“What I say won’t get you through the next week, but the stories of the ladies around you can get you through seasons.”
That’s a profoundly humble, startlingly self-aware statement from a guest speaker.
It’s what Lisa Harper told a room of 300-plus women last weekend during Adopted, Women’s Conference 2016.
One of those stories is Holli Parker.
God has woven adoption through Parker’s story since birth. What’s so apparent, yet so hidden about Holli’s story is the way her adoption into a family impacted her calling to adopt into her family.
“People always ask me, ‘when did you find out you were adopted?,’” Holli says. “And I say it’s like I’ve always known.
“Kind of like how God talks about his love in the Bible, how he knew you before you even were. This has been something that’s always been a part of my life.”

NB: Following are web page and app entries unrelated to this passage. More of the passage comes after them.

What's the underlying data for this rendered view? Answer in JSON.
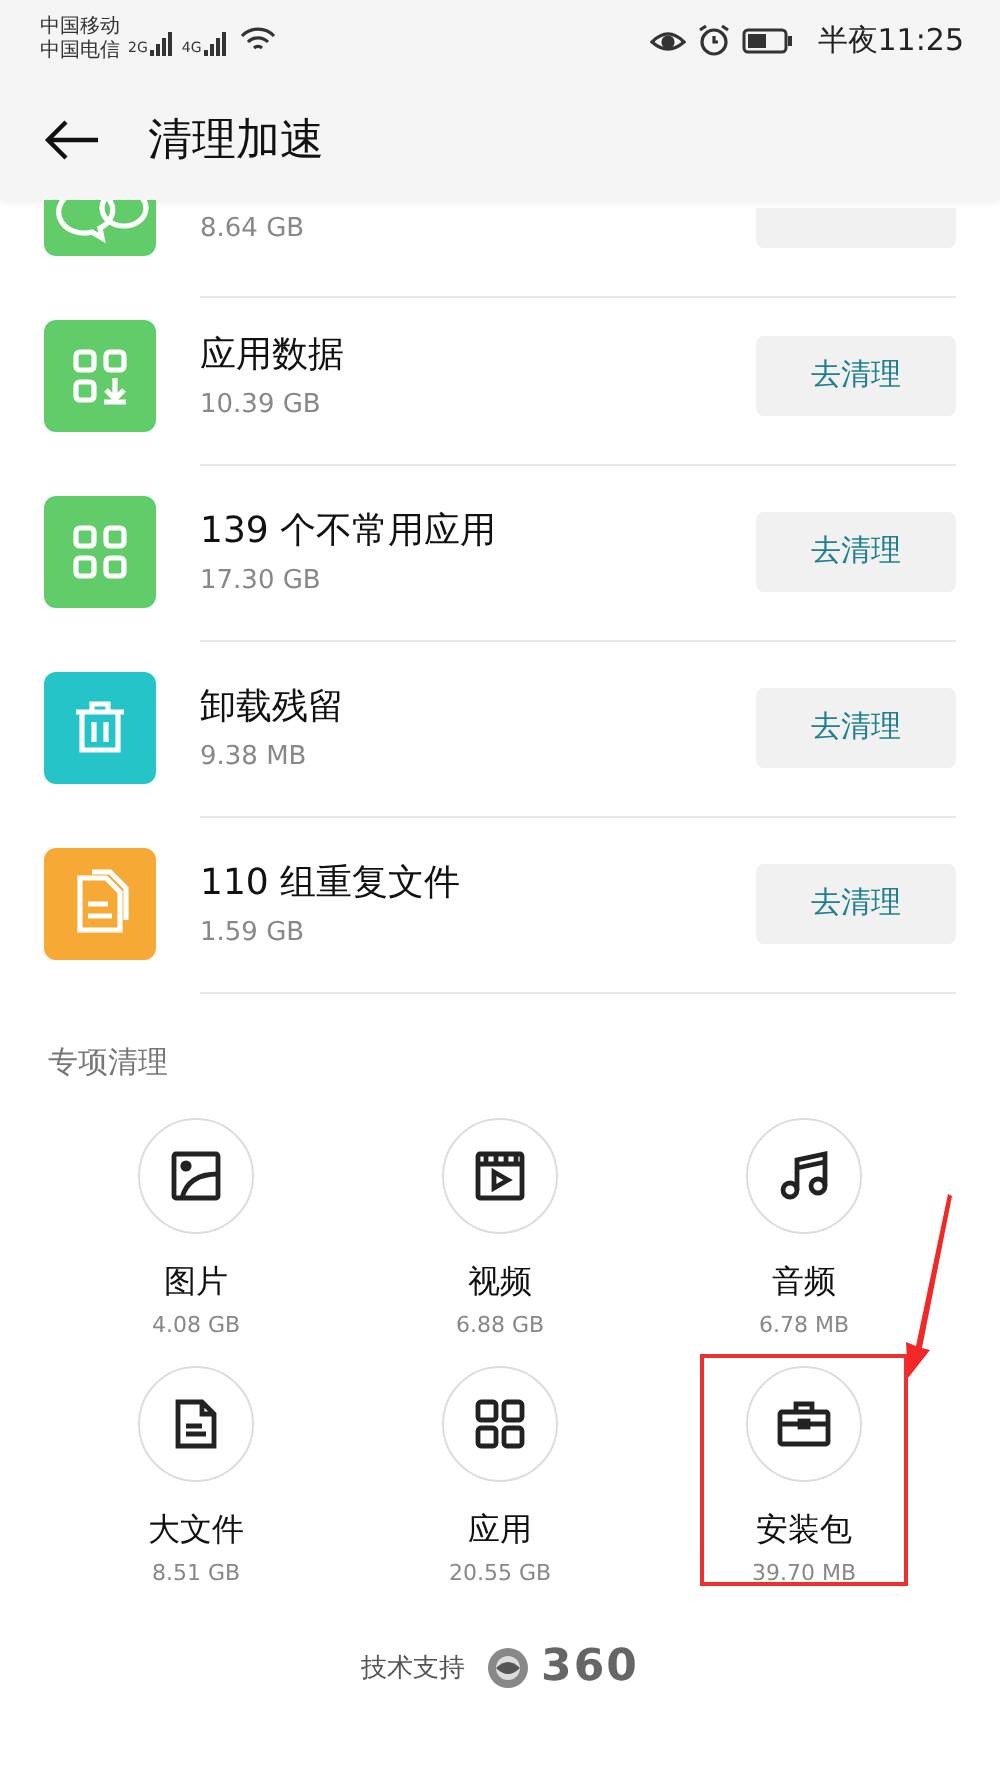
{
  "status_bar": {
    "carriers": [
      "中国移动",
      "中国电信"
    ],
    "networks": [
      "2G",
      "4G"
    ],
    "time": "半夜11:25"
  },
  "header": {
    "title": "清理加速"
  },
  "cleanup_items": [
    {
      "kind": "partial-chat",
      "color": "#62cc6a",
      "size": "8.64 GB"
    },
    {
      "kind": "app-data",
      "color": "#62cc6a",
      "title": "应用数据",
      "size": "10.39 GB",
      "button": "去清理"
    },
    {
      "kind": "grid",
      "color": "#62cc6a",
      "title": "139 个不常用应用",
      "size": "17.30 GB",
      "button": "去清理"
    },
    {
      "kind": "trash",
      "color": "#25c4c9",
      "title": "卸载残留",
      "size": "9.38 MB",
      "button": "去清理"
    },
    {
      "kind": "file",
      "color": "#f6a935",
      "title": "110 组重复文件",
      "size": "1.59 GB",
      "button": "去清理"
    }
  ],
  "section_title": "专项清理",
  "special_items": [
    {
      "kind": "image",
      "label": "图片",
      "size": "4.08 GB",
      "highlighted": false
    },
    {
      "kind": "video",
      "label": "视频",
      "size": "6.88 GB",
      "highlighted": false
    },
    {
      "kind": "music",
      "label": "音频",
      "size": "6.78 MB",
      "highlighted": false
    },
    {
      "kind": "document",
      "label": "大文件",
      "size": "8.51 GB",
      "highlighted": false
    },
    {
      "kind": "grid",
      "label": "应用",
      "size": "20.55 GB",
      "highlighted": false
    },
    {
      "kind": "briefcase",
      "label": "安装包",
      "size": "39.70 MB",
      "highlighted": true
    }
  ],
  "footer": {
    "text": "技术支持",
    "brand": "360"
  }
}
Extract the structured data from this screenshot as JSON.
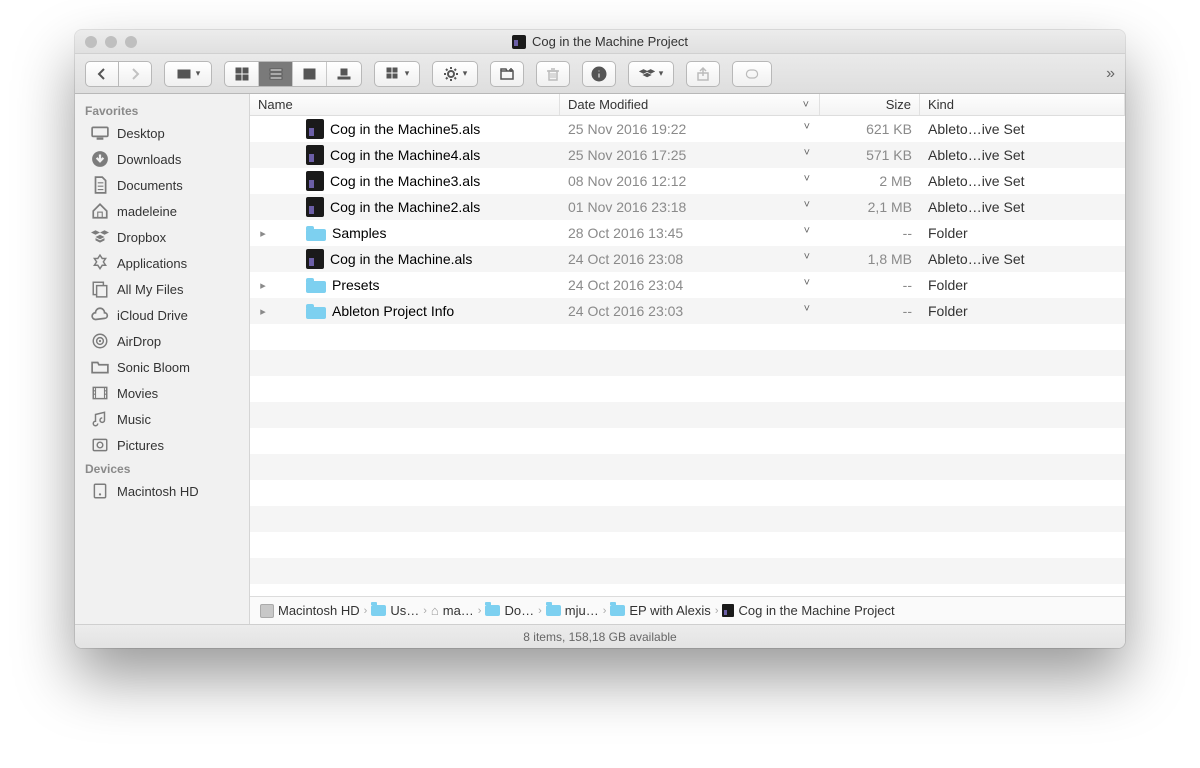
{
  "window": {
    "title": "Cog in the Machine Project"
  },
  "sidebar": {
    "sections": {
      "favorites_label": "Favorites",
      "devices_label": "Devices"
    },
    "favorites": [
      {
        "label": "Desktop",
        "icon": "desktop"
      },
      {
        "label": "Downloads",
        "icon": "downloads"
      },
      {
        "label": "Documents",
        "icon": "documents"
      },
      {
        "label": "madeleine",
        "icon": "home"
      },
      {
        "label": "Dropbox",
        "icon": "dropbox"
      },
      {
        "label": "Applications",
        "icon": "apps"
      },
      {
        "label": "All My Files",
        "icon": "allfiles"
      },
      {
        "label": "iCloud Drive",
        "icon": "icloud"
      },
      {
        "label": "AirDrop",
        "icon": "airdrop"
      },
      {
        "label": "Sonic Bloom",
        "icon": "folder"
      },
      {
        "label": "Movies",
        "icon": "movies"
      },
      {
        "label": "Music",
        "icon": "music"
      },
      {
        "label": "Pictures",
        "icon": "pictures"
      }
    ],
    "devices": [
      {
        "label": "Macintosh HD",
        "icon": "disk"
      }
    ]
  },
  "columns": {
    "name": "Name",
    "date": "Date Modified",
    "size": "Size",
    "kind": "Kind"
  },
  "files": [
    {
      "type": "als",
      "expandable": false,
      "name": "Cog in the Machine5.als",
      "date": "25 Nov 2016 19:22",
      "size": "621 KB",
      "kind": "Ableto…ive Set"
    },
    {
      "type": "als",
      "expandable": false,
      "name": "Cog in the Machine4.als",
      "date": "25 Nov 2016 17:25",
      "size": "571 KB",
      "kind": "Ableto…ive Set"
    },
    {
      "type": "als",
      "expandable": false,
      "name": "Cog in the Machine3.als",
      "date": "08 Nov 2016 12:12",
      "size": "2 MB",
      "kind": "Ableto…ive Set"
    },
    {
      "type": "als",
      "expandable": false,
      "name": "Cog in the Machine2.als",
      "date": "01 Nov 2016 23:18",
      "size": "2,1 MB",
      "kind": "Ableto…ive Set"
    },
    {
      "type": "folder",
      "expandable": true,
      "name": "Samples",
      "date": "28 Oct 2016 13:45",
      "size": "--",
      "kind": "Folder"
    },
    {
      "type": "als",
      "expandable": false,
      "name": "Cog in the Machine.als",
      "date": "24 Oct 2016 23:08",
      "size": "1,8 MB",
      "kind": "Ableto…ive Set"
    },
    {
      "type": "folder",
      "expandable": true,
      "name": "Presets",
      "date": "24 Oct 2016 23:04",
      "size": "--",
      "kind": "Folder"
    },
    {
      "type": "folder",
      "expandable": true,
      "name": "Ableton Project Info",
      "date": "24 Oct 2016 23:03",
      "size": "--",
      "kind": "Folder"
    }
  ],
  "pathbar": [
    {
      "icon": "disk",
      "label": "Macintosh HD"
    },
    {
      "icon": "folder",
      "label": "Us…"
    },
    {
      "icon": "home",
      "label": "ma…"
    },
    {
      "icon": "folder",
      "label": "Do…"
    },
    {
      "icon": "folder",
      "label": "mju…"
    },
    {
      "icon": "folder",
      "label": "EP with Alexis"
    },
    {
      "icon": "als",
      "label": "Cog in the Machine Project"
    }
  ],
  "status": "8 items, 158,18 GB available"
}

Women’s Conference 2016 wasn’t an adoption conference in the cultural sense. The theme of adoption is grounded in the truth that as sons and daughters of the Most High King, we have been adopted into his family through the salvation we’ve received by Jesus’ death and resurrection.
Yes, there were stories of adoption in the literal sense. Holli’s is an example, as were Harper’s and our conference worship leader, Laura Cooksey.

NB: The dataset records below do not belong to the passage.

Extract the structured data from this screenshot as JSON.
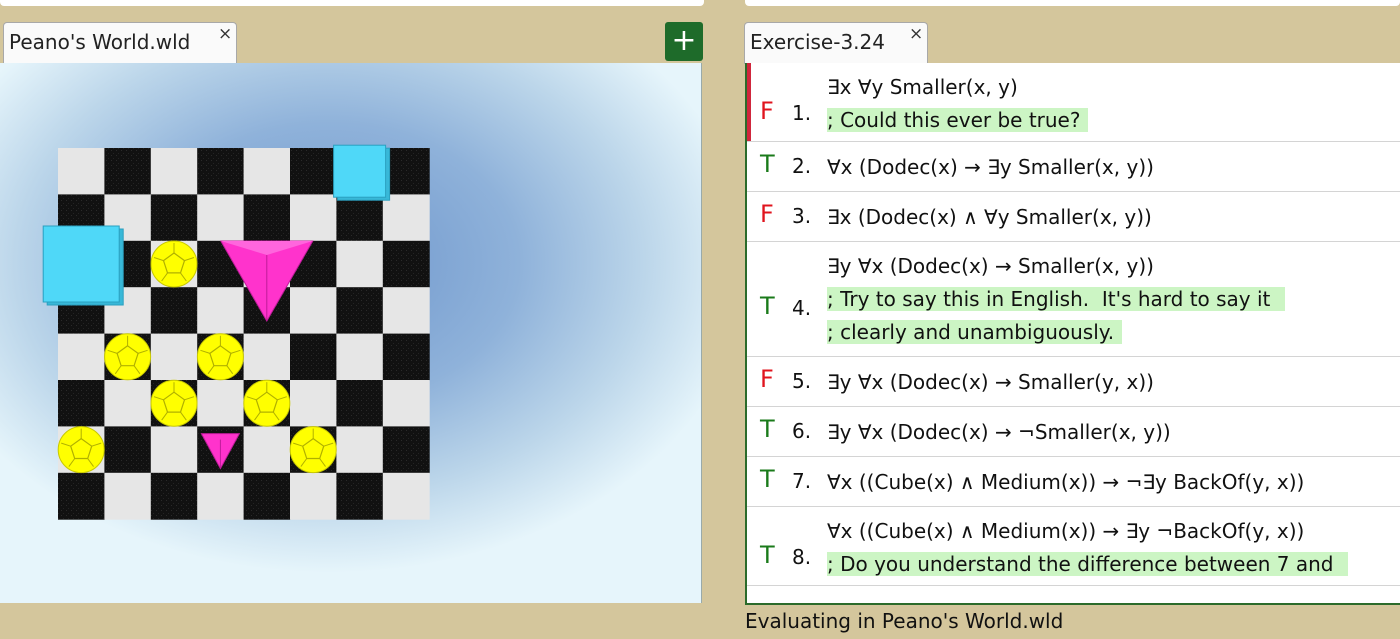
{
  "left_tab": {
    "title": "Peano's World.wld",
    "close": "×"
  },
  "add_button": {
    "label": "+"
  },
  "right_tab": {
    "title": "Exercise-3.24",
    "close": "×"
  },
  "colors": {
    "true": "#1a7a1a",
    "false": "#e0141e",
    "comment_bg": "#ccf5c4",
    "cube": "#4fd8f8",
    "dodec": "#ffff00",
    "tet": "#ff33cc",
    "frame": "#d4c69c",
    "accent": "#1e6b2a"
  },
  "world_objects": [
    {
      "shape": "cube",
      "size": "small",
      "col": 6,
      "row": 0
    },
    {
      "shape": "cube",
      "size": "medium",
      "col": 0,
      "row": 2
    },
    {
      "shape": "dodec",
      "size": "small",
      "col": 2,
      "row": 2
    },
    {
      "shape": "tet",
      "size": "large",
      "col": 4,
      "row": 2
    },
    {
      "shape": "dodec",
      "size": "small",
      "col": 1,
      "row": 4
    },
    {
      "shape": "dodec",
      "size": "small",
      "col": 3,
      "row": 4
    },
    {
      "shape": "dodec",
      "size": "small",
      "col": 2,
      "row": 5
    },
    {
      "shape": "dodec",
      "size": "small",
      "col": 4,
      "row": 5
    },
    {
      "shape": "dodec",
      "size": "small",
      "col": 0,
      "row": 6
    },
    {
      "shape": "tet",
      "size": "small",
      "col": 3,
      "row": 6
    },
    {
      "shape": "dodec",
      "size": "small",
      "col": 5,
      "row": 6
    }
  ],
  "sentences": [
    {
      "value": "F",
      "number": "1.",
      "formula": "∃x ∀y Smaller(x, y)",
      "comments": [
        "; Could this ever be true?"
      ]
    },
    {
      "value": "T",
      "number": "2.",
      "formula": "∀x (Dodec(x) → ∃y Smaller(x, y))",
      "comments": []
    },
    {
      "value": "F",
      "number": "3.",
      "formula": "∃x (Dodec(x) ∧ ∀y Smaller(x, y))",
      "comments": []
    },
    {
      "value": "T",
      "number": "4.",
      "formula": "∃y ∀x (Dodec(x) → Smaller(x, y))",
      "comments": [
        "; Try to say this in English.  It's hard to say it ",
        "; clearly and unambiguously."
      ]
    },
    {
      "value": "F",
      "number": "5.",
      "formula": "∃y ∀x (Dodec(x) → Smaller(y, x))",
      "comments": []
    },
    {
      "value": "T",
      "number": "6.",
      "formula": "∃y ∀x (Dodec(x) → ¬Smaller(x, y))",
      "comments": []
    },
    {
      "value": "T",
      "number": "7.",
      "formula": "∀x ((Cube(x) ∧ Medium(x)) → ¬∃y BackOf(y, x))",
      "comments": []
    },
    {
      "value": "T",
      "number": "8.",
      "formula": "∀x ((Cube(x) ∧ Medium(x)) → ∃y ¬BackOf(y, x))",
      "comments": [
        "; Do you understand the difference between 7 and "
      ]
    }
  ],
  "status": {
    "text": "Evaluating in Peano's World.wld"
  }
}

It’s the best picture of the Gospel in our physical world. It’s why we partnered with Compassion International during our conference and why we spoke about our Orphan Care ministry.
As we learn to care for orphans, our capacity for sharing the gospel, and our obedience to God’s mission, expand. Our goal at Shades, through the work of our Orphan Care ministry, is to shine awareness on the epidemic that is the foster care system while demonstrating God’s hope for a better future.
Caring for the least of these is not just that we like helping people because we’re Christians. It’s that God loved us and prepared a place for us in his family before we could even do anything to earn his love, and it’s our calling to do the same for those that can’t care for themselves.
There were stories of divorce. There were stories of broken families. Take the diversity heard in three ladies’ stories and scale it to hundreds of women in a room and it paints a compassionate picture of the ways God has adopted all of us.
At their core, the foundation of these stories, of all of our stories – as it is with our identity in Christ – is redemption and restoration. In the same way God has redeemed and restored failing marriages, redeemed and restored broken families, he’s redeemed and restored all of us through his finished work on the Cross.
God has written our stories, and he guides us with each page we turn.
How will your
understanding of your spiritual adoption impact God’s calling on your life to
provide an avenue toward redemption and restoration for someone else?